Because the living room is one of the key rooms, it is vital that it is staged perfectly. In a small space, it is okay to have an ‘office zone’ in your living room – as long as it is subtle.
So, if your living room is currently your playroom, your dining room is your office or your spare room is a storage space then you need to do some major reorganizing.
Dining rooms are often multi-use spaces. Like I mentioned in the ‘declutter’ category, it is essential to take this room back to the basics meaning it needs at bare minimum a table and chairs. Once again, you can certainly have an ‘office zone’ within your dining room – as long as it’s not the feature.
Spare rooms. There are a few things to consider when staging spare rooms:
If you have 1 spare room – it needs to be staged properly as a bedroom/office
If you have 2 spare rooms – 1 of them has to be staged properly as a bedroom or office
If you have 3 or more spare rooms – at least 2 of them need to be staged properly.
Sometimes time/energy doesn’t allow you to clear every space in your home, but as long as the important ones are ready then you are good to go.
Home Staging Rule #4 DE-Personalize
There’s always a fine line when it comes to de-personalizing your space. Your home should not be a shrine to you and your family, nor should it be void of feeling and personality. Buyers need to feel like they can live in your space; rather than feeling like they are invading it.
While the gallery-style arrangement is beautiful, the photos are just too personal
- Livingroom: No more than 3 family photos or 1 small display

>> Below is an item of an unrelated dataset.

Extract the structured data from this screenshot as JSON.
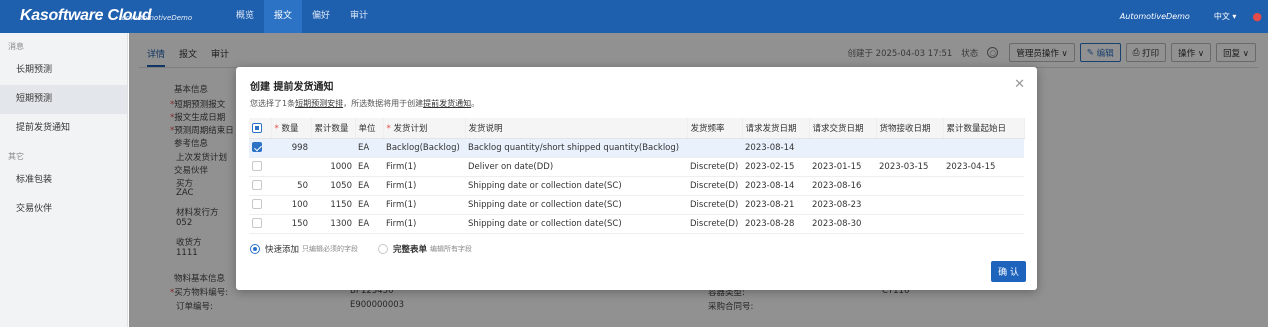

- Kitchen: No family photos
- Dining room: No more than 1 family photo or 1 small display
- Bedroom: No family photos
- Kids rooms: No more than 2 photos or one photo display
- Hallways: No more than 1 display/photo per hall/stairwell
De-personalizing also includes removing any items that are quite ‘specific’ to you and your family. This includes toothbrushes, non-decorative towels, bathrobes and slippers, monogrammed items and personal items such as medications.